This is the first African country to be covered on this site – as a result of a tour with Wild Frontiers (see below) in early 2016. Until the conflicts between the government and the Tigray and Oromo regions have been resolved it is not safe to travel to Ethiopia.
Although Ethiopia is a huge country, for travel purposes it can be divided simply into north and south. Within these areas there are 12 best places to visit which largely define Ethiopia’s allure.
This is the only major African nation that’s never been conquered or colonized – except for a five-year occupation by Italy in the 1930s – which hardly counts. As a result, it’s a real country, and Ethiopians have a sense of identity, of pride and continuity.
There are some tensions between the two main ethnic groups (the Amhara and the Oromo) and as a consequence some ethnic politics – but until recently these were generally under control. Moslems and Christians live together in harmony and respect. Most people are devout and unaggressive. There is, of course, poverty – most of the population of 90 million are subsistence farmers. Despite that, there is strong economic growth, with tourism one of the expanding sectors. Walking through one of the rural settlements and engaging with the locals quickly reveals that although these people live hard lives, the atmosphere is sunny – compared with the gloom and tension of housing estates in Northern Europe. Perhaps the darkest note is struck by signs warning people to act together to prevent child trafficking.
It’s a country of time warps: in the space of half an hour you can experience prehistory, ancient history, the Middle Ages, the post- industrial revolution and modern times, all rubbing shoulders. If you’re unused to Africa, get ready for long, long road journeys: seven hours driving is a normal and much of it can be on dirt roads. If you can afford a private driver with a four-wheel drive car, go for it: ordinary cars, buses and mini buses get penetrated by the dust and grit. Be ready, too, for patchy housekeeping even in the best lodges: bedside lights that don’t work or sockets that fall off the wall are a common problem.
This is not a family holiday destination. You’ll meet young back packers, adventure travellers and a few tour groups of enquiring but elderly travellers.
Locals will hassle tourists for money given the smallest encouragement – nothing new in that – but compared with the aggressive hustling of, for example, Egypt or Morocco, the bother factor in Ethiopia is usually mild.
Although the cities are generally safe, be prepared for a chaotic atmosphere with roaring traffic and many an unfinished building: people have a fatalistic attitude to obstacles and anyway there are 17 religious holidays per month – Europeans and Americans will ask themselves how anything ever gets done.
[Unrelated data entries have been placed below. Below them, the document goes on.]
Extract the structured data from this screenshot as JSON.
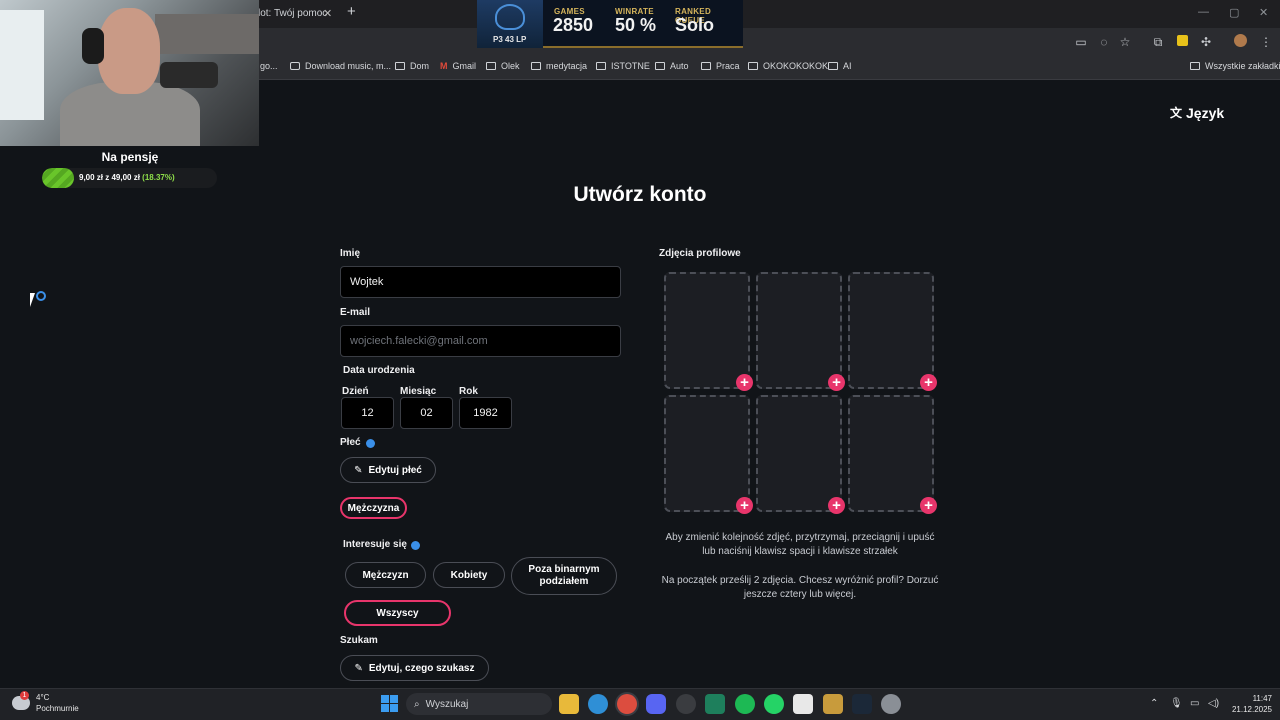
{
  "browser": {
    "tab_title": "lot: Twój pomoc",
    "tab_close": "✕",
    "new_tab": "+",
    "window_controls": [
      "—",
      "▢",
      "✕"
    ],
    "bookmarks": [
      "go...",
      "Download music, m...",
      "Dom",
      "Gmail",
      "Olek",
      "medytacja",
      "ISTOTNE",
      "Auto",
      "Praca",
      "OKOKOKOKOK",
      "AI",
      "Wszystkie zakładki"
    ]
  },
  "overlay": {
    "rank_lp": "P3 43 LP",
    "games_label": "GAMES",
    "games_value": "2850",
    "winrate_label": "WINRATE",
    "winrate_value": "50 %",
    "queue_label": "RANKED QUEUE",
    "queue_value": "Solo"
  },
  "goal": {
    "title": "Na pensję",
    "amount_text": "9,00 zł z 49,00 zł",
    "percent_text": "(18.37%)",
    "progress": 0.1837
  },
  "page": {
    "language_icon": "translate-icon",
    "language_label": "Język",
    "title": "Utwórz konto",
    "name_label": "Imię",
    "name_value": "Wojtek",
    "email_label": "E-mail",
    "email_placeholder": "wojciech.falecki@gmail.com",
    "birth_label": "Data urodzenia",
    "day_label": "Dzień",
    "day_value": "12",
    "month_label": "Miesiąc",
    "month_value": "02",
    "year_label": "Rok",
    "year_value": "1982",
    "gender_label": "Płeć",
    "edit_gender_label": "Edytuj płeć",
    "gender_value": "Mężczyzna",
    "interested_label": "Interesuje się",
    "interest_options": [
      "Mężczyzn",
      "Kobiety",
      "Poza binarnym podziałem",
      "Wszyscy"
    ],
    "interest_selected": "Wszyscy",
    "seeking_label": "Szukam",
    "edit_seeking_label": "Edytuj, czego szukasz",
    "photos_label": "Zdjęcia profilowe",
    "add_photo": "+",
    "photos_hint": "Aby zmienić kolejność zdjęć, przytrzymaj, przeciągnij i upuść lub naciśnij klawisz spacji i klawisze strzałek",
    "photos_hint2": "Na początek prześlij 2 zdjęcia. Chcesz wyróżnić profil? Dorzuć jeszcze cztery lub więcej.",
    "accent_color": "#e8356b"
  },
  "taskbar": {
    "weather_temp": "4°C",
    "weather_desc": "Pochmurnie",
    "weather_badge": "1",
    "search_placeholder": "Wyszukaj",
    "time": "11:47",
    "date": "21.12.2025"
  }
}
By contrast, the country towns and village proceed at a pace of their own. Livestock and people – walking, walking, always walking – share the roads with cars and lorries on more or less equal terms. Let it flow over you: if you fret, you’ll spoil what should be one of the richest travel experiences on earth.
Try to visit Ethiopia during Timkat, the religious festival that takes place each January, centred on the churches’ Tabots – replica Arks of the Covenant. These sacred objects are removed from their normal lodgings and taken to a local river or stream where everyone gathers at 2 am for ritual re-baptisms and for extended celebrations. Country Timkats are much more atmospheric and enjoyable than city ones.
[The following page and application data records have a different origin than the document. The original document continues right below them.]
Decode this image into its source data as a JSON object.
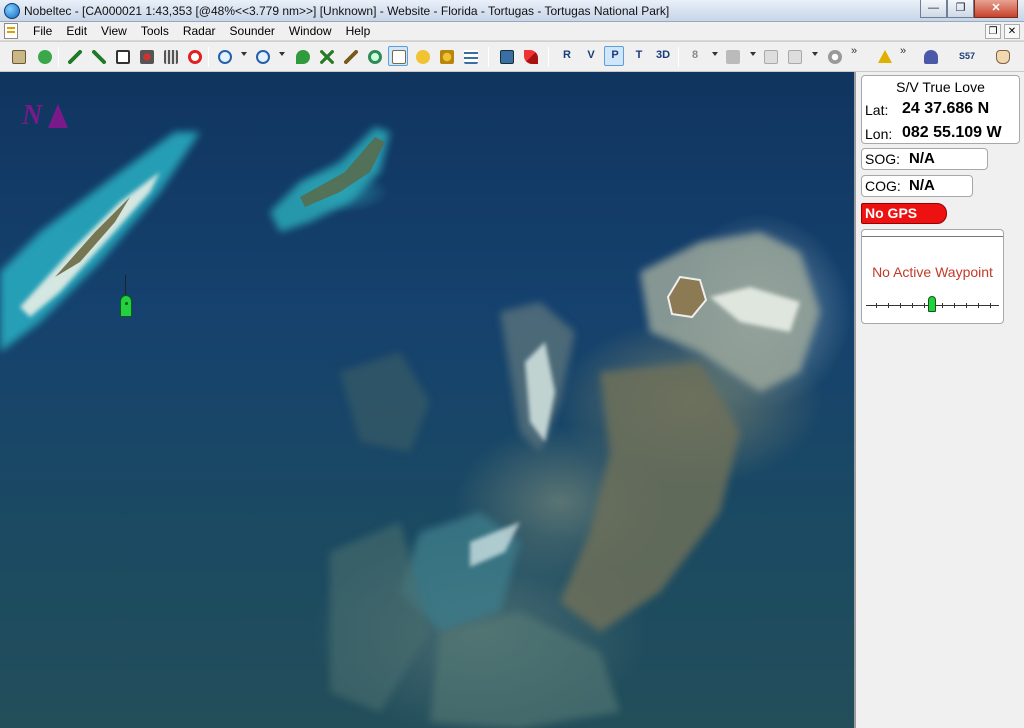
{
  "window": {
    "title": "Nobeltec - [CA000021 1:43,353 [@48%<<3.779 nm>>] [Unknown] - Website - Florida - Tortugas - Tortugas National Park]",
    "minimize": "—",
    "restore": "❐",
    "close": "✕"
  },
  "menu": {
    "items": [
      "File",
      "Edit",
      "View",
      "Tools",
      "Radar",
      "Sounder",
      "Window",
      "Help"
    ],
    "restore": "❐",
    "close": "✕"
  },
  "toolbar": {
    "chevron": "»",
    "text_buttons": [
      "R",
      "V",
      "P",
      "T",
      "3D",
      "8",
      "S57"
    ]
  },
  "chart": {
    "north_label": "N"
  },
  "panel": {
    "vessel_name": "S/V True Love",
    "lat_label": "Lat:",
    "lat_value": "24 37.686 N",
    "lon_label": "Lon:",
    "lon_value": "082 55.109 W",
    "sog_label": "SOG:",
    "sog_value": "N/A",
    "cog_label": "COG:",
    "cog_value": "N/A",
    "gps_status": "No GPS",
    "waypoint_status": "No Active Waypoint"
  },
  "colors": {
    "north_arrow": "#7a1a8a",
    "vessel": "#22d040",
    "gps_alert": "#ee1111",
    "waypoint_text": "#c23a2a"
  }
}
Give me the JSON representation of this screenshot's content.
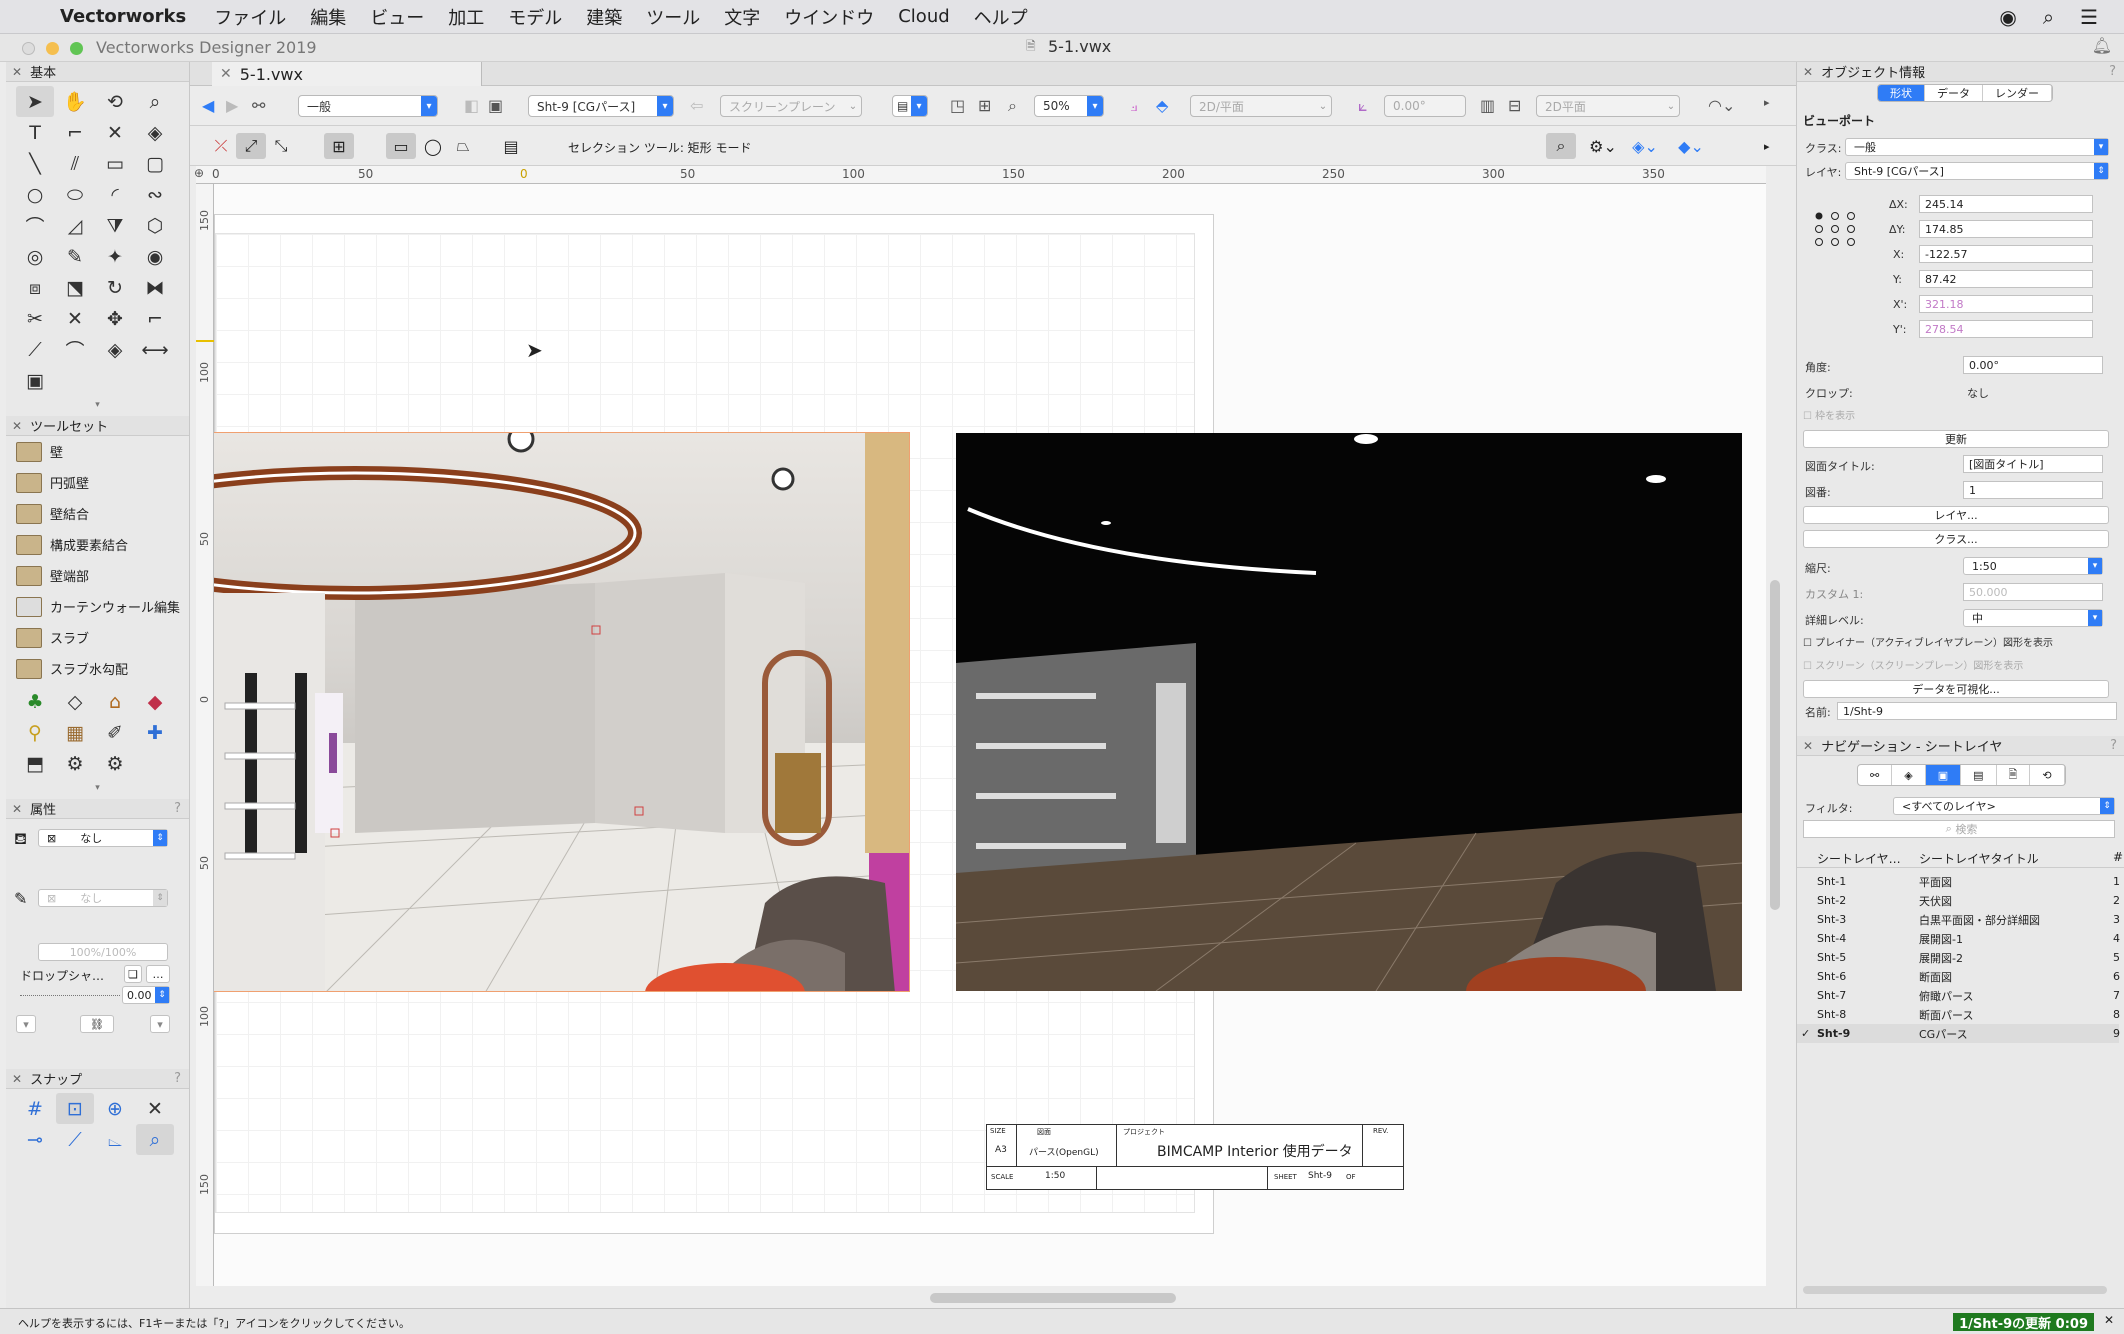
{
  "menubar": {
    "app": "Vectorworks",
    "items": [
      "ファイル",
      "編集",
      "ビュー",
      "加工",
      "モデル",
      "建築",
      "ツール",
      "文字",
      "ウインドウ",
      "Cloud",
      "ヘルプ"
    ]
  },
  "window": {
    "app_title": "Vectorworks Designer 2019",
    "file_title": "5-1.vwx",
    "doc_tab": "5-1.vwx"
  },
  "palettes": {
    "basic_title": "基本",
    "toolset_title": "ツールセット",
    "toolset_items": [
      "壁",
      "円弧壁",
      "壁結合",
      "構成要素結合",
      "壁端部",
      "カーテンウォール編集",
      "スラブ",
      "スラブ水勾配"
    ],
    "attributes_title": "属性",
    "fill_value": "なし",
    "pen_value": "なし",
    "opacity": "100%/100%",
    "drop_shadow_label": "ドロップシャ…",
    "line_weight": "0.00",
    "snap_title": "スナップ"
  },
  "viewbar": {
    "class_combo": "一般",
    "layer_combo": "Sht-9 [CGパース]",
    "plane_combo": "スクリーンプレーン",
    "zoom_combo": "50%",
    "view_combo": "2D/平面",
    "angle_value": "0.00°",
    "render_combo": "2D平面"
  },
  "modebar": {
    "mode_text": "セレクション ツール: 矩形 モード"
  },
  "rulers": {
    "h_ticks": [
      "0",
      "50",
      "0",
      "50",
      "100",
      "150",
      "200",
      "250",
      "300",
      "350"
    ],
    "v_ticks": [
      "150",
      "100",
      "50",
      "0",
      "50",
      "100",
      "150"
    ]
  },
  "title_block": {
    "size_label": "SIZE",
    "size_value": "A3",
    "drawing_label": "図面",
    "drawing_value": "パース(OpenGL)",
    "project_label": "プロジェクト",
    "project_value": "BIMCAMP Interior 使用データ",
    "rev_label": "REV.",
    "scale_label": "SCALE",
    "scale_value": "1:50",
    "sheet_label": "SHEET",
    "sheet_value": "Sht-9",
    "of_label": "OF"
  },
  "obj_info": {
    "title": "オブジェクト情報",
    "tabs": [
      "形状",
      "データ",
      "レンダー"
    ],
    "active_tab": 0,
    "section": "ビューポート",
    "class_label": "クラス:",
    "class_value": "一般",
    "layer_label": "レイヤ:",
    "layer_value": "Sht-9 [CGパース]",
    "dx_label": "ΔX:",
    "dx": "245.14",
    "dy_label": "ΔY:",
    "dy": "174.85",
    "x_label": "X:",
    "x": "-122.57",
    "y_label": "Y:",
    "y": "87.42",
    "x2_label": "X':",
    "x2": "321.18",
    "y2_label": "Y':",
    "y2": "278.54",
    "angle_label": "角度:",
    "angle": "0.00°",
    "crop_label": "クロップ:",
    "crop": "なし",
    "show_frame": "枠を表示",
    "update_button": "更新",
    "drawing_title_label": "図面タイトル:",
    "drawing_title": "[図面タイトル]",
    "drawing_no_label": "図番:",
    "drawing_no": "1",
    "layer_button": "レイヤ...",
    "class_button": "クラス...",
    "scale_label": "縮尺:",
    "scale": "1:50",
    "custom_label": "カスタム 1:",
    "custom": "50.000",
    "detail_label": "詳細レベル:",
    "detail": "中",
    "check_planar": "プレイナー（アクティブレイヤプレーン）図形を表示",
    "check_screen": "スクリーン（スクリーンプレーン）図形を表示",
    "visualize_button": "データを可視化...",
    "name_label": "名前:",
    "name": "1/Sht-9"
  },
  "navigation": {
    "title": "ナビゲーション - シートレイヤ",
    "filter_label": "フィルタ:",
    "filter_value": "<すべてのレイヤ>",
    "search_placeholder": "検索",
    "col1": "シートレイヤ…",
    "col2": "シートレイヤタイトル",
    "col3": "#",
    "rows": [
      {
        "id": "Sht-1",
        "title": "平面図",
        "num": "1"
      },
      {
        "id": "Sht-2",
        "title": "天伏図",
        "num": "2"
      },
      {
        "id": "Sht-3",
        "title": "白黒平面図・部分詳細図",
        "num": "3"
      },
      {
        "id": "Sht-4",
        "title": "展開図-1",
        "num": "4"
      },
      {
        "id": "Sht-5",
        "title": "展開図-2",
        "num": "5"
      },
      {
        "id": "Sht-6",
        "title": "断面図",
        "num": "6"
      },
      {
        "id": "Sht-7",
        "title": "俯瞰パース",
        "num": "7"
      },
      {
        "id": "Sht-8",
        "title": "断面パース",
        "num": "8"
      },
      {
        "id": "Sht-9",
        "title": "CGパース",
        "num": "9",
        "active": true
      }
    ]
  },
  "status": {
    "help": "ヘルプを表示するには、F1キーまたは「?」アイコンをクリックしてください。",
    "update": "1/Sht-9の更新 0:09"
  },
  "colors": {
    "accent": "#2f7cf6",
    "status_green": "#1f7a1f"
  }
}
We recommend Wild Frontiers as the most reliable and imaginative tour operator for Ethiopia. For more details, see the rest of the pages.